Heel spurs are new bone that forms in response to stress to the heel. They serve to protect the bone against the development of microfractures. Spurs start out as cartilage and progress to solid
bone. They are present in about 50 percent of the population, yet not everyone has heel pain- that's the first clue that heel spurs don't always cause heel pain.
Each time we take a step forward, all of our body weight first rests on the heel of one foot. As our weight moves forward, the entire foot begins to bear the body's weight, and the foot flattens and
this places a great deal of pressure and strain on the plantar fascia. There is very little ?give? to the plantar fascia, so as it stretches only slightly, it pulls on its attachment to the heel. If
the foot is properly aligned this pull causes no problems. However, if the foot is ?pronated?(the foot rolls outward at the ankle, causing a break down of the inner side of the shoe), the arch falls
excessively, and this causes an abnormal stretching of the relatively inflexible plantar fascia, which in turn pulls abnormally hard on the heel. The same pathology occurs with ?supination? (the
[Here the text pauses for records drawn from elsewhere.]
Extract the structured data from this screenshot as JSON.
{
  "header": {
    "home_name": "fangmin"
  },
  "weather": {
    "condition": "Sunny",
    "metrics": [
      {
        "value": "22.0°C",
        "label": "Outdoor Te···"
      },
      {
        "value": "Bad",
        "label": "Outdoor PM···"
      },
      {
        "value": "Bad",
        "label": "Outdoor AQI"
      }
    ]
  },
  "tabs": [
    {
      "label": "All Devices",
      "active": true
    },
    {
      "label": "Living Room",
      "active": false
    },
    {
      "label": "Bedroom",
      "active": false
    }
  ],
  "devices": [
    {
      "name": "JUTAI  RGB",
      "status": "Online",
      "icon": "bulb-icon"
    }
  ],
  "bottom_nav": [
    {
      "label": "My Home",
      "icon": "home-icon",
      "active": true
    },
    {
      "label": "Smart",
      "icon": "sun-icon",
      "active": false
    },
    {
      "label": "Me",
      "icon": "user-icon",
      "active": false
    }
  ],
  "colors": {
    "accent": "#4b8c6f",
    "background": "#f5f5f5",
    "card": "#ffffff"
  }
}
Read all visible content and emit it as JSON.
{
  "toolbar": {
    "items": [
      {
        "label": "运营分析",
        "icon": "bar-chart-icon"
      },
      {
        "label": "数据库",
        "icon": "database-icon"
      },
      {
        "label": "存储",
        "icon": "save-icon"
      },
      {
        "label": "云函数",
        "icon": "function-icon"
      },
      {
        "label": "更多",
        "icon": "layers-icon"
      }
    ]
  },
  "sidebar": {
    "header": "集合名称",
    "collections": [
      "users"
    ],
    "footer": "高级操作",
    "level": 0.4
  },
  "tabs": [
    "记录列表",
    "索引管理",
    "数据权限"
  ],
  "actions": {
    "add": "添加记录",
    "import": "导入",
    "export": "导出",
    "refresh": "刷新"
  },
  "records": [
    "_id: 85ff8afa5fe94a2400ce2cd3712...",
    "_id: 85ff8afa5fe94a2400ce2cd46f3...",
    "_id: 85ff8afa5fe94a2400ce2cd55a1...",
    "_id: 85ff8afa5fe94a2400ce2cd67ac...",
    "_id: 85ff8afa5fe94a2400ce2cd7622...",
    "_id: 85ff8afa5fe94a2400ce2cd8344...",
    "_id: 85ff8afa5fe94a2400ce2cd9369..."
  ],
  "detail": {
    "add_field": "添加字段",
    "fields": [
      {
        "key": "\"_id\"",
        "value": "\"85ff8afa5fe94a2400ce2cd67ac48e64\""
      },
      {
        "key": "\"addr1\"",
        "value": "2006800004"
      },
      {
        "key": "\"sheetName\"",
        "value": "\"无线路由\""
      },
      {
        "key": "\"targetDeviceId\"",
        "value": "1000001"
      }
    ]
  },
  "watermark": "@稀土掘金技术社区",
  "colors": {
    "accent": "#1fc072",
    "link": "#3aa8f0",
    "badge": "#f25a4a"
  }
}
rolling inward of the foot, causing a break down of the outer side of the shoe). Supinated feet are relatively inflexible; usually have a high arch, and a short or tight plantar fascia. Thus as
weight is transferred from the heel to the remainder of the foot, the tight plantar fascia hardly stretches at all, and pulls with great force on its attachment to the heel. In both cases, the
abnormal stress placed on the attachment of the plantar fascia to the heel usually causes pain, inflammation, and possibly swelling. If this process continues, the plantar fascia partially tears away
from the heel. The body will fill in this torn area with calcium; eventually it becomes bone, and a heel spur results.
The pain caused by a calcaneal spur is not the result of the pressure of weight on the point of the spur, but results from inflammation around the tendons where they attach to the heel bone. You
might expect the pain to increase as you walk on the spur, but actually it decreases. The pain is most severe when you start to walk after a rest. The nerves and capillaries adapt themselves to the
situation as you walk. When you rest, the nerves and capillaries rest, also. Then, as you begin to move about again, extreme demands are made on the blood vessels and nerves, which will cause pain
until they again adjust to the spur. If excessive strain has been placed on the foot the day before, the pain may also be greater. A sudden strain, as might be produced by leaping or jumping, can
also increase the pain. The pain might be localized at first, but continued walking and standing will soon cause the entire heel to become tender and painful.
Sharp pain localized to the heel may be all a doctor needs to understand in order to diagnose the presence of heel spurs. However, you may also be sent to a radiologist for X-rays to confirm the
presence of heel spurs.
Non Surgical Treatment
Exercise. If you think your pain is exercise-related, change your exercise routine, environment, or foot-ware, and emphasize movements and/or body parts that do not cause pain. Mind/Body.
Occasionally foot pain can be related to stress. The body may respond with generalized tension that contributes to pain in many areas, including the feet. Hypnosis and guided imagery are worth
exploring if an anatomical problem is not apparent. Supplements. Natural anti-inflammatories can be just as effective as ibuprofen or other over-the-counter pain relievers with fewer side effects.
Try one of the following. Ginger (Zingiber officinale) standardized to 5-6% gingerols and 6% shogoals, take one to two 500 mg tablets three to four times daily. Turmeric (Curcuma longa) standardized
to 95% curcuminoids, take 400-600 mg three times daily. Also, be sure that you're wearing well-fitting shoes, the proper shoes for each activity, and that you buy new foot-ware as soon as you notice
signs of wear. You can also take the pressure off your heel with a donut-shaped heel cushion or a heel-raising pad placed in your shoe. Acupuncture can also relieve the pain, as can for some
sufferers, magnetic shoe inserts, although the evidence behind their effectiveness is not conclusive. Osteopathic or chiropractic manipulation can help with soft tissue pain in and around the
Heel spur surgery should only be considered after less invasive treatment methods have been explored and ruled insufficient. The traditional surgical approach to treating heel spurs requires a
scalpel cut to the bottom of the food which allows the surgeon to access the bone spur. Endoscopic plantar fasciotomies (EPF) involve one or two small incisions in the foot which allow the surgeon to
access and operate on the bone spur endoscopically. Taking a surgical approach to heel spur treatment is a topic to explore with a foot and ankle specialist.
Choose new shoes that are the right size. Have your foot measured when you go to the shoe store instead of taking a guess about the size. Also, try on shoes at the end of the day or after a workout,
when your feet are at their largest. To ensure a good fit, wear the same type of socks or nylons that you would normally wear with the type of shoe that you are trying on.